External Lateral Supports
External lateral supports must be installed at vertical intervals, not exceeding 3 times the minimum width of the structure, and at every third bay of scaffolding longitudinally. (Clause 6.6.3)

External lateral supports must consist of
(a) a rigid connection to another structure or building, or
(b) guy wires or other supplementary devices securely fastened to adequate anchors.

External lateral supports must be installed at vertical intervals not exceeding every third tier and every third bay of scaffolding longitudinally, or 6.4 metres (21 feet), whichever is less. (Clause 6.6.3.1)

Sills
A sill is a wood, concrete or metal footing used to distribute the load from a standard or vertical post or base plate to the ground. Sills must be sound, rigid and capable of adequately supporting the maximum load to which the scaffold is likely to be subjected. Any settling or deformation of the sill should not affect the stability of the scaffold. (Clause 6.6.8.2)

To ensure proper distribution, sills must be continuous at least under two consecutive vertical legs or vertical supporting members as shown in Figure 23.1. (Clause 6.6.8.3)

Figure 23.1 Mudsill layout

Areas Requiring Special Attention in Foundation Design
Special consideration needs to be given to the following conditions:
(a) In the absence of soil tests and a detailed design, topsoil or other unsuitable material must be excavated to obtain an adequate bearing capacity of not less than 75 kilonewtons per square metre (1566 pounds/square foot). Topsoil or other unsuitable material must be excavated if necessary to obtain adequate bearing capacity.
(b) When frozen ground is used as a foundation for all or part of the sills, thawing must be prevented.
(c) Sills in areas where variable degrees of foundation compaction and bearing capacity exists, as in previously excavated ground, trenches, and backfilled areas, must be designed to span soft areas, or other appropriate measures must be taken to limit differential settlement to acceptable levels.
(d) Sills in areas subject to erosion, such as the edges of slopes and terraces, must be protected.
(e) Reduction of bearing capacity of the foundation due to changes in ground water elevation during construction or due to groundwater flows must be prevented.
(f) Sills resting on thin concrete slabs, pan or waffle slabs, and slabs containing voids must be designed and located so as to safely distribute the concentrated loads.
(g) Where the required foundation bearing capacity cannot be safely developed by other means, access scaffolding must be supported on piles providing the required load capacity.
(Clause 6.6.8.6)

Leg Adjustments
Adjustment devices must be provided at the base of all uprights of frames where foundation settlement is uncertain or the support surface is uneven, sloping or stepped.
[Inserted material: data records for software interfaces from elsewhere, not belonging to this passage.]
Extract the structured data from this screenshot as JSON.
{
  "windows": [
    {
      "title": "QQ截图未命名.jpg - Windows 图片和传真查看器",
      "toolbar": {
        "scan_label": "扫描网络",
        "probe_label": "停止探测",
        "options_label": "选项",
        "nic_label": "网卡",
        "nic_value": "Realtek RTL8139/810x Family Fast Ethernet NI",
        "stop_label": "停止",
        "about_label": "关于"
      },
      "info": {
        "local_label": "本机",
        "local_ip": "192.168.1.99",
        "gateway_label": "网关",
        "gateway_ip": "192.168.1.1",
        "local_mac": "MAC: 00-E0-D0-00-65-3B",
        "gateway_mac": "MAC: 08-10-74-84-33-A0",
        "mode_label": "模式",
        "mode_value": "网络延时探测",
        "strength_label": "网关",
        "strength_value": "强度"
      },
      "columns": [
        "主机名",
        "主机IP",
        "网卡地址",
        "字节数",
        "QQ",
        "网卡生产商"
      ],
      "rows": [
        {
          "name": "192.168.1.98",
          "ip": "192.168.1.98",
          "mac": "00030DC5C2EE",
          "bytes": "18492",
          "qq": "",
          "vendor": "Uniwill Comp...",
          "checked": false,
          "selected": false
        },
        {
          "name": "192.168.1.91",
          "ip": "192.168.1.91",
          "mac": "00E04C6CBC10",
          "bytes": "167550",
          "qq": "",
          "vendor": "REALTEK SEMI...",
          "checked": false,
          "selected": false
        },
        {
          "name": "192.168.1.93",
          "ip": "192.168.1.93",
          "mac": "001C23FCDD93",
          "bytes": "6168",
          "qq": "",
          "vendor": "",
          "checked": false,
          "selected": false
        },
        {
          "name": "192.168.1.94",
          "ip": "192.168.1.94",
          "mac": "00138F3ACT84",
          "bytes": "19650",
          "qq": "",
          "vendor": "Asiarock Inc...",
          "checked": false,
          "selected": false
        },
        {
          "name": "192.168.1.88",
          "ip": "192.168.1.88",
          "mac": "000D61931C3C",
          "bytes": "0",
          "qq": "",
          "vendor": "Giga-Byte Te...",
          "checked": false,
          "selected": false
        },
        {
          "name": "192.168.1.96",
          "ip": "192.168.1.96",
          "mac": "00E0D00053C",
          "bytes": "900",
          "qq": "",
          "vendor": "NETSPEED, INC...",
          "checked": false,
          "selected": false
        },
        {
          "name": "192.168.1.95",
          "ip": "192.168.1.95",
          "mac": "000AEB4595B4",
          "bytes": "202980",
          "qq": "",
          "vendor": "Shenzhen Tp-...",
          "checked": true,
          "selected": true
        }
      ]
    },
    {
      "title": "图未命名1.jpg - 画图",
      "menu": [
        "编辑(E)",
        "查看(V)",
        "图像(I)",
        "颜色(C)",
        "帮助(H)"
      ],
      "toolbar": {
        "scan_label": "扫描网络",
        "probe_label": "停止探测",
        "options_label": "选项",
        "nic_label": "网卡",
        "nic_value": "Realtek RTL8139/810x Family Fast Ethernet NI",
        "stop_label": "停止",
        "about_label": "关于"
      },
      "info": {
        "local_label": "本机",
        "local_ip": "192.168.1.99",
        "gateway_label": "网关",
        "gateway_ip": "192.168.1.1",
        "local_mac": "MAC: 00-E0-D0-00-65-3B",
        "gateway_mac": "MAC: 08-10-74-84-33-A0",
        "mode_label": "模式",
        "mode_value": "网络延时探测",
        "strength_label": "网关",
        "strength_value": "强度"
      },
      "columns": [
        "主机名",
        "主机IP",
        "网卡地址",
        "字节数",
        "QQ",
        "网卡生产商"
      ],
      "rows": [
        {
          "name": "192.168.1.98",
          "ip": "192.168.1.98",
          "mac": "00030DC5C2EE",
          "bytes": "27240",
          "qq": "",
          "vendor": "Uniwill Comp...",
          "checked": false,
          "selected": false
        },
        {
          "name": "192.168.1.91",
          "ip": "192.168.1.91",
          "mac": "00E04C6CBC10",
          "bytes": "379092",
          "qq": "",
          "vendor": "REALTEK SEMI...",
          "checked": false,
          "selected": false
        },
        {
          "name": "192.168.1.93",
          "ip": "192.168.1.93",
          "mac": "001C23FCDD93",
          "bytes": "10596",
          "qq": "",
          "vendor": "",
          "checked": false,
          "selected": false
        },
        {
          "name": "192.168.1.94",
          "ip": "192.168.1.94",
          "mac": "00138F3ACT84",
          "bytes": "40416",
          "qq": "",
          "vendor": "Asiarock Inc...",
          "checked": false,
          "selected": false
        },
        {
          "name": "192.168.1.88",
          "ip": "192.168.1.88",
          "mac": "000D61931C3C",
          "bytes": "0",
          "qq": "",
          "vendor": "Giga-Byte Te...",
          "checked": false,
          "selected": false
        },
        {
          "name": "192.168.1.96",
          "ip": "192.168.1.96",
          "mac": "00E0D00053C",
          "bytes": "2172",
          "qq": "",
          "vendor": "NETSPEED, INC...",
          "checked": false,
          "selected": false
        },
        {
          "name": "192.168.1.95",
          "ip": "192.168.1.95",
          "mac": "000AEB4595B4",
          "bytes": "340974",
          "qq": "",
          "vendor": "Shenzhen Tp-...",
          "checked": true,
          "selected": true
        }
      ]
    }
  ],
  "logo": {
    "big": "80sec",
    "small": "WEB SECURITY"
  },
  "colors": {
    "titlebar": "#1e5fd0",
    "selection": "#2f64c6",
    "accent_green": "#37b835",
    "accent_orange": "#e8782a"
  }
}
Travel of adjustment devices must be mechanically limited to the maximum travel specified in the manufacturer’s specifications. If extension of the device reduces allowable load, such information must also be specified in the manufacturer’s specifications and established by test. (Clause 6.7.7)

Supervision and Erection Procedures
Only competent persons experienced in the erection of access scaffolding are allowed to supervise assembly of the scaffold. This ensures that the erection is carried out according to acceptable practices, such that
(a) the requirements of the drawings or suppliers’ literature are strictly complied with,
(b) no unusual settlement of foundations or strains in other external supports occur, and
(c) the correct components and materials are being used.
(Clause 7.2.1.1)

Sills and Foundations
When foundations for access scaffolding are located in areas where the soil bearing capacity is, or is likely to become, inadequate to support the loads without detrimental settlement,
(a) the soil beneath sills must be stabilized with cement to an adequate depth,
(b) soil beneath sills must be removed and replaced with concrete having a low cement content,
(c) sills must be founded on a layer of compacted gravel 150 to 300 millimetres thick, or
(d) piles must be driven into the soil beneath the scaffolding supports to provide adequate load-carrying capacity.
(Clause 7.2.4.2)